Now, we’ll look at the cornerbacks.
Roster locks: Slay, Lawson, Tabor
Who wins the nickel job: This is the main job up for grabs in the secondary. The Lions drafted Agnew, signed Hayden in the offseason and have Diggs as the incumbent. All three received a good amount of reps there in the spring and should continue to do so throughout camp. Diggs would seem to have the inside track to the job -- but that’s a very small inside track at this point. Hayden should push him and Agnew might be the long-term solution at the position, but both have their own questions. Hayden’s injury problems were an issue in Oakland, causing him to be a free agent. Agnew is a rookie from a FCS school, so the change in the level of competition is going to be a problem. This sets up for Diggs to have a real shot at being the Week 1 starter in the nickel for another season. The unknown here would be if the Lions choose to try Tabor on the inside or if Tabor were to beat Lawson for the outside corner job, giving them a chance to move Lawson to nickel -- a position he could handle well.
How much impact can Teez Tabor have: During the draft, GM Bob Quinn seemed to be pretty invested in Teez Tabor. He said he watched more film of him than any prospect during his career. Then he took him. He’ll start his first training camp on the non-football injury list, but he participated for much of the spring. That said, the injury will be something to watch as cornerback is one of the harder positions to transition to from college to the NFL. It’s unlikely he beats Lawson out for a starting job opposite Slay but with Lawson in a contract year, 2018 could be the main goal. That said, he’ll be on the roster and should have a special-teams role at least. Considering how often corners get hurt in the league -- something the Lions have dealt with yearly -- there’s a chance Tabor will have a chance to play meaningful snaps at some point in 2017.
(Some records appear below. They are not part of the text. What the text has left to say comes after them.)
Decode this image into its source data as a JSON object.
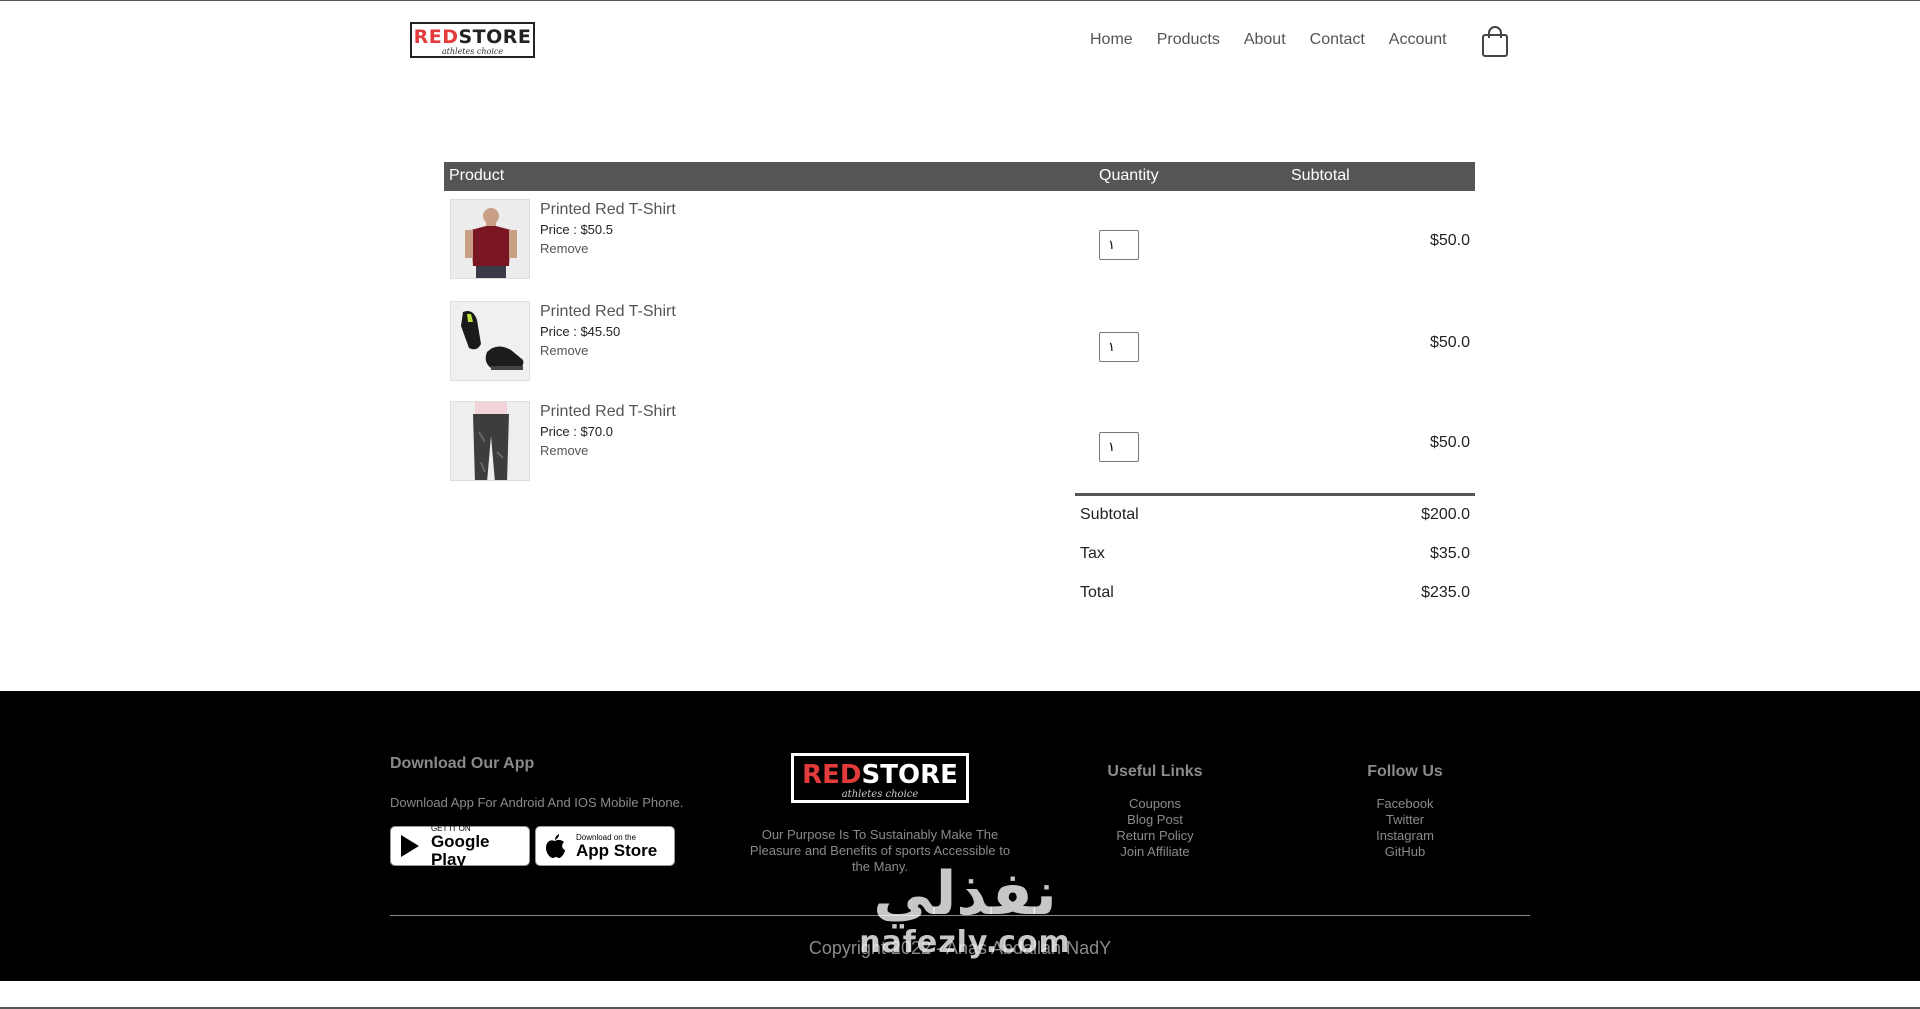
{
  "header": {
    "logo": {
      "brand_red": "RED",
      "brand_dark": "STORE",
      "tagline": "athletes choice"
    },
    "nav": [
      "Home",
      "Products",
      "About",
      "Contact",
      "Account"
    ],
    "cart_icon": "shopping-bag-icon"
  },
  "cart": {
    "columns": {
      "product": "Product",
      "quantity": "Quantity",
      "subtotal": "Subtotal"
    },
    "items": [
      {
        "name": "Printed Red T-Shirt",
        "price": "Price : $50.5",
        "remove": "Remove",
        "quantity": "١",
        "subtotal": "$50.0",
        "image": "red-tshirt"
      },
      {
        "name": "Printed Red T-Shirt",
        "price": "Price : $45.50",
        "remove": "Remove",
        "quantity": "١",
        "subtotal": "$50.0",
        "image": "black-shoes"
      },
      {
        "name": "Printed Red T-Shirt",
        "price": "Price : $70.0",
        "remove": "Remove",
        "quantity": "١",
        "subtotal": "$50.0",
        "image": "grey-joggers"
      }
    ],
    "totals": [
      {
        "label": "Subtotal",
        "value": "$200.0"
      },
      {
        "label": "Tax",
        "value": "$35.0"
      },
      {
        "label": "Total",
        "value": "$235.0"
      }
    ]
  },
  "footer": {
    "app": {
      "title": "Download Our App",
      "text": "Download App For Android And IOS Mobile Phone.",
      "google": {
        "small": "GET IT ON",
        "big": "Google Play"
      },
      "apple": {
        "small": "Download on the",
        "big": "App Store"
      }
    },
    "about": {
      "logo": {
        "brand_red": "RED",
        "brand_white": "STORE",
        "tagline": "athletes choice"
      },
      "text": "Our Purpose Is To Sustainably Make The Pleasure and Benefits of sports Accessible to the Many."
    },
    "useful_links": {
      "title": "Useful Links",
      "items": [
        "Coupons",
        "Blog Post",
        "Return Policy",
        "Join Affiliate"
      ]
    },
    "follow_us": {
      "title": "Follow Us",
      "items": [
        "Facebook",
        "Twitter",
        "Instagram",
        "GitHub"
      ]
    },
    "copyright": "Copyright 2022 - Anas Abdallah NadY"
  },
  "watermark": {
    "arabic": "نفذلي",
    "latin": "nafezly.com"
  }
}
Will Darius Slay reach the next level: Slay is being paid like one of the top corners in the league and over the past two seasons, he’s played like one of the better coverage cornerbacks in the NFL. For him to reach the true elite level of corner, he needs to start forcing turnovers. This is something he’s long recognized. It’s one of the few legitimate reasons to explain why he hasn’t made a Pro Bowl yet. He’s exactly what Detroit needs at corner, a fast player with good instincts and strong ball skills. The rest of the league understands how good Slay is. Considering his big personality and friendliness with fans, higher turnover totals could transition Slay into a household name.
What happens with Nevin Lawson: He will be one of the more intriguing questions for Quinn this offseason. While Lawson often receives the brunt of fan criticism among corners because of teams throwing away from Slay, he had a good 2016 season. He’s a smart player who is also good when the ball is in the air and has enough speed to hang with most receivers. If he plays well again this season, the Lions might have a decision to make with him in trying to re-sign him or trusting Tabor with the position long-term. The likelihood is that this clarifies itself on the field throughout the season. The other wrinkle here -- mentioned above -- is if the Lions try to move Lawson back to the slot. If they do and he succeeds there, that could be his future home and he could still be paid well there. So a lot of options surround Lawson. This season should dictate what happens.